Merrill Lynch Investment Management (MLIM), which to its eternal regret is now the proud owner of MAM, reasonably insists that all these cases are about the past. Today, the situation is much improved. None the less, these legal actions are a continuing source of embarrassment to the Thundering Herd, which has got enough problems dating from the over-exuberance of the bubble already without being constantly reminded of how much it overpaid for MAM.

The detail of the Co-op case is said to be materially different from the Unilever one, which involved the fund management group breaching the "downside tolerance" level set to safeguard the pension fund's money. As it transpired, the money had been entrusted to a rogue fund manager who, left to his own devices, pursued an exceptionally high-risk investment strategy which failed to pay dividends.

It is impossible to know how much reputational damage these lawsuits have caused MMIL, or the wider fund management industry. It's all very well insisting that what's past is past and that today MMIL outperforms its benchmarks on the great bulk of its funds, but these cases are very much a part of the collapse in confidence that has assailed the City and the equity markets for the past three years. Carol Galley did exceptionally well for herself and her shareholders in selling MAM to Merrill Lynch at the top of the market for £3bn. It's only a shame she could not have done better for her clients.

My housing hell

I may have overreacted in describing the Office of Fair Trading's recently announced investigation of the housing market as unnecessary and unwarranted. Having just tried and failed to buy a house, I am now convinced beyond all doubt that the market needs a much higher degree of regulation to ensure fair play than it is currently subjected to.

I have no complaint with the estate agent, who in my case acted professionally and honourably throughout. It was with the firm of solicitors handling what was a probate sale where the problem lay. I shan't name them, because it's always impossible to prove one's suspicions in cases like these, but they know who they are.

My first offer was made through the estate agents a little below the asking price. The feedback seemed positive and I began to believe that I might have the highest offer on the table. Then all of a sudden it transpired that the solicitors had a private buyer lined up, who turned out to be one of their paying clients. Plainly the private buyer could always undercut me and still have the higher offer because he wouldn't be paying any estate agent's commission.

All the same, this was close to being the perfect house for me so I determined to outbid him despite my disadvantage. The detail needn't concern us, suffice it to say that despite repeatedly outbidding the private bidder, I always seemed to be on the back foot.

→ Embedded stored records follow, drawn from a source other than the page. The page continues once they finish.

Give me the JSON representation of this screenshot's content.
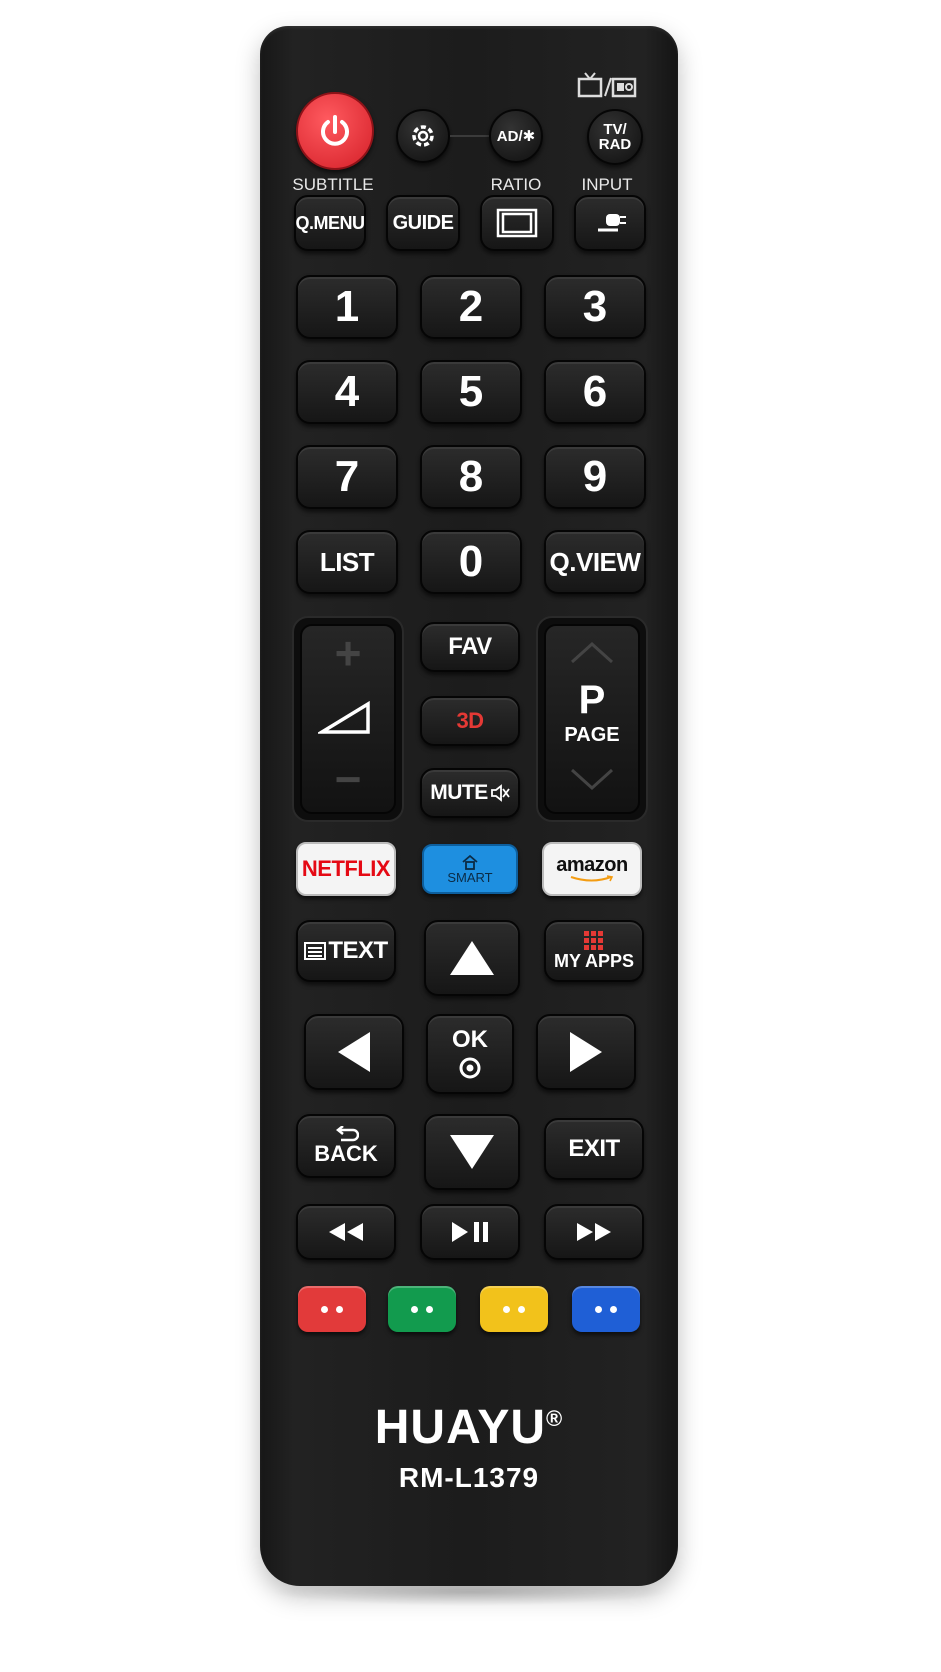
{
  "top_icon": "tv-radio-icon",
  "buttons": {
    "power": "power-icon",
    "settings": "gear-icon",
    "ad": "AD/✱",
    "tvrad": "TV/\nRAD"
  },
  "labels": {
    "subtitle": "SUBTITLE",
    "ratio": "RATIO",
    "input": "INPUT"
  },
  "row2": {
    "qmenu": "Q.MENU",
    "guide": "GUIDE",
    "ratio_icon": "ratio-icon",
    "input_icon": "input-icon"
  },
  "digits": [
    "1",
    "2",
    "3",
    "4",
    "5",
    "6",
    "7",
    "8",
    "9"
  ],
  "row_list": {
    "list": "LIST",
    "zero": "0",
    "qview": "Q.VIEW"
  },
  "volume": {
    "plus": "+",
    "minus": "−",
    "icon": "volume-icon"
  },
  "center": {
    "fav": "FAV",
    "three_d": "3D",
    "mute": "MUTE"
  },
  "page": {
    "p": "P",
    "label": "PAGE"
  },
  "apps": {
    "netflix": "NETFLIX",
    "smart": "SMART",
    "amazon": "amazon"
  },
  "nav": {
    "text": "TEXT",
    "myapps": "MY APPS",
    "ok": "OK",
    "back": "BACK",
    "exit": "EXIT"
  },
  "media": [
    "rewind-icon",
    "play-pause-icon",
    "fast-forward-icon"
  ],
  "colors": {
    "red": "#e23a3a",
    "green": "#129b4e",
    "yellow": "#f2c21b",
    "blue": "#1f5fd6",
    "power": "#e3262f",
    "smart": "#1e8fe0",
    "three_d": "#e53935"
  },
  "brand": {
    "name": "HUAYU",
    "reg": "®",
    "model": "RM-L1379"
  }
}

In the end, the solicitors rushed through an exchange with the private buyer at a price that was £20,000 lower than my bid and without bothering to ascertain whether I might be prepared to go even higher. Their excuse was that there was a risk of an adverse survey – this despite the fact that I had offered to exchange the moment they accepted my offer, with completion shortly afterwards.

This property was plainly never seriously on the market to me. I was used, the estate agents were used, and the beneficiaries of the will did not receive the best possible price for their inheritance. No market is perfect, but the abuse that goes on in the housing market has to be seen to be believed. In the stock market, there are a legion of different rules and regulations to prevent the sort of practices and backhanders that seem an everyday occurrence in the buying and selling of property.

Yet it is this latter market which is the more directly relevant to most ordinary people, not just because they are more likely to engage in it than directly in the stock market, but also because of the size of the sums involved. So I apologise to John Vickers, chairman of the Office of Fair Trading, for being so swift to condemn his investigation. Go to it is what I now say.